18.10.2006 Kaisa Kosonen
Finland is often claimed to have a solution for the high-level nuclear waste. It has also been highlighted as a country where the nuclear waste programme and the “solution” has a wide support from the public. But what’s the real story behind these claims? How solved is the issue of high-level nuclear waste in Finland?
In 2001 the Finnish parliament approved the Council of State’s decision in principlal (DiP) of building a high-level waste disposal site to the island of Olkiluoto, in the municipality of Eurajoki. Due to this decision, an underground characterisation facility “Onkalo” is now under construction in Eurajoki, due to be finished in 2010. The idea is to make this eventually a part of the final disposal facility, which is planned to be constructed in 2010 – 2020.
However, unlike often claimed, the DiP approved by the parliament in 2001
– does not mean that the programme and method for the final waste disposal in Finland, based on the Swedish KBS-3 method would have been proved safe
– does not permit Posiva to build the final disposal facility
– does not permit Posiva to start disposing waste
– does not even guarantee that the waste will eventually be stored in Eurajoki
In other words, Finland does not have a solution for the high-level nuclear waste, but a political agreement on how to proceed with the waste management plan. The decision of 2001 was just another step in a long road – a political process that started already in 1983. It gives Posiva the permission to continue with its site-specific research in Eurajoki. Whether the plan, the method and the site are considered safe enough or not are to be analysed at a later phase.
How safe is the KBS-method?
The nuclear lobby likes to claim that the Swedish KBS method, forming the basis for the Finnish waste programme is completely safe. Interestingly enough it was considered as “absolutely safe” already in 1983.
In reality there’s still a lot of research to be done and criticism has been raised concerning Posiva’s plans and the method itself.
Posiva’s Research Director, Mr. Juhani Vira naturally believes in the method. However, in Posiva’s own publication Posiva tutkii (1/2002) he too reminded that the decision in principle does not as such solve the question of whether we have a solution to nuclear waste. He also noted that there’s a lot of research and planning ahead and there are still open questions related to the safety of the method. In addition he admitted that some questions related to the scheme may remain unanswered forever.
International review group criticices Finnish waste plans for too much haste
International review group commissioned by STUK and consisting of nuclear consults and researchers, has repeatedly criticised Posiva for too much haste in their research and overlooking the seriousness of the problems.
In 2001, the review group stated that the company needs to do more research from the surface and model the bedrock before going forward with construction of a rock characterisation facility inside the bedrock. This is because the construction of the facility changes the original state of the bedrock, making it practically impossible to predict how bedrock would change in the future, with the nuclear waste buried in it.
STUK possessed the statements of the reviewers already in spring 2001, when they together with Posiva claimed to the Finnish parliamentarians that no further studies could be made from the surface. The statement of the review group was never released to the parliamentarians. Only 7 months after the decision in the parliament STUK suddenly released the statements of the review group, and claimed that more research should be made and the programme should be postponed by two years, while more surface research was done.

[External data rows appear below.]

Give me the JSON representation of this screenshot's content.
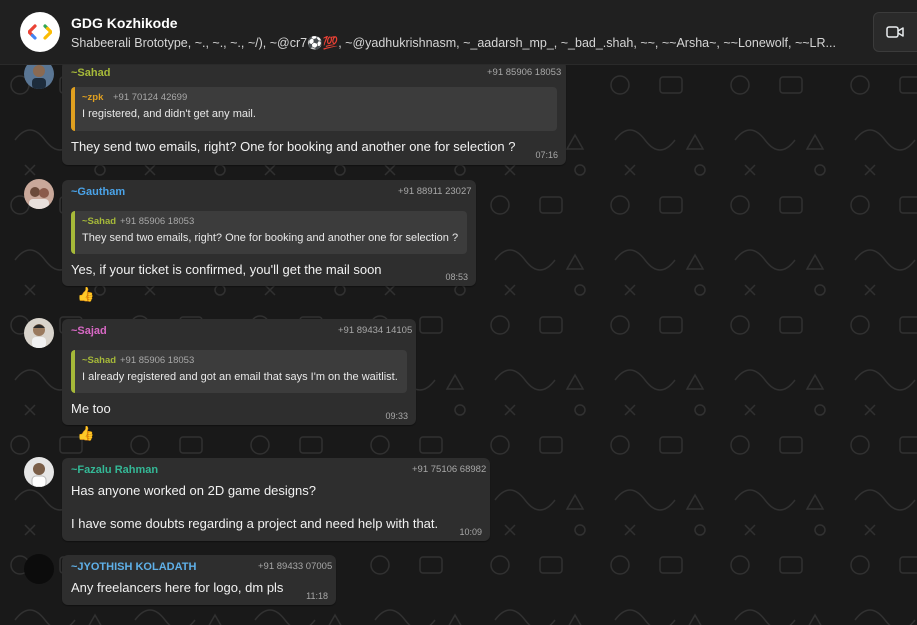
{
  "header": {
    "title": "GDG Kozhikode",
    "members": "Shabeerali Brototype, ~., ~., ~., ~/), ~@cr7⚽💯, ~@yadhukrishnasm, ~_aadarsh_mp_, ~_bad_.shah, ~~, ~~Arsha~, ~~Lonewolf, ~~LR..."
  },
  "messages": [
    {
      "sender": "~Sahad",
      "phone": "+91 85906 18053",
      "quote": {
        "sender": "~zpk",
        "phone": "+91 70124 42699",
        "text": "I registered, and didn't get any mail."
      },
      "text": "They send two emails, right? One for booking and another one for selection ?",
      "time": "07:16"
    },
    {
      "sender": "~Gautham",
      "phone": "+91 88911 23027",
      "quote": {
        "sender": "~Sahad",
        "phone": "+91 85906 18053",
        "text": "They send two emails, right? One for booking and another one for selection ?"
      },
      "text": "Yes, if your ticket is confirmed, you'll get the mail soon",
      "time": "08:53",
      "reaction": "👍"
    },
    {
      "sender": "~Sajad",
      "phone": "+91 89434 14105",
      "quote": {
        "sender": "~Sahad",
        "phone": "+91 85906 18053",
        "text": "I already registered and got an email that says I'm on the waitlist."
      },
      "text": "Me too",
      "time": "09:33",
      "reaction": "👍"
    },
    {
      "sender": "~Fazalu Rahman",
      "phone": "+91 75106 68982",
      "text_line1": "Has anyone worked on 2D game designs?",
      "text_line2": "I have some doubts regarding a project and need help with that.",
      "time": "10:09"
    },
    {
      "sender": "~JYOTHISH KOLADATH",
      "phone": "+91 89433 07005",
      "text": "Any freelancers here for  logo, dm pls",
      "time": "11:18"
    }
  ],
  "colors": {
    "sahad": "#a6b939",
    "zpk": "#e0a020",
    "gautham": "#4aa3e8",
    "sajad": "#d768c4",
    "fazalu": "#34b896",
    "jyothish": "#5fb0e8"
  },
  "icons": {
    "video": "video-camera-icon",
    "group": "code-brackets-logo-icon",
    "reaction": "thumbs-up"
  }
}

The review group has not been satisfied with the research ever since. In 2004 it stated that safety analysis is constrained by the tight schedule of Posiva, and criticised the company plans that safety assessment report will be published before the finalization of the research in the bedrock, in order to keep the 2012 deadline for construction permit. The review group states:
“Even without the unforeseen delays, there would be a very short period in which to characterize the rock, select the optimum repository layout or the conduct scientific investigations at disposal depth. Decisions on key safety issues will have to be made before relevant experience has been gained either in Finland or in other countries.”
This is similar to the critique that Greenpeace presented before the decision-in-principle in the parliament, when we asked why decision in the parliament would have to be made before the safety research. The company and STUK seem to be in such a hurry that they push political decisions before the safety research. The review group continues:
“Another major effect of the stringent time table is that the intensive excavation programme threatens to compromise the quality of hydrogeological and geochemical data that can be obtained. There is a danger, that the programme has become overwhelmingly construction driven…In the reviewers’ opinion, unless additional time is allowed, much of the information required for the safety case may not be available. A realistic schedule for tasks that are important for the safety case, with adequate resource allocation, needs to be devised.”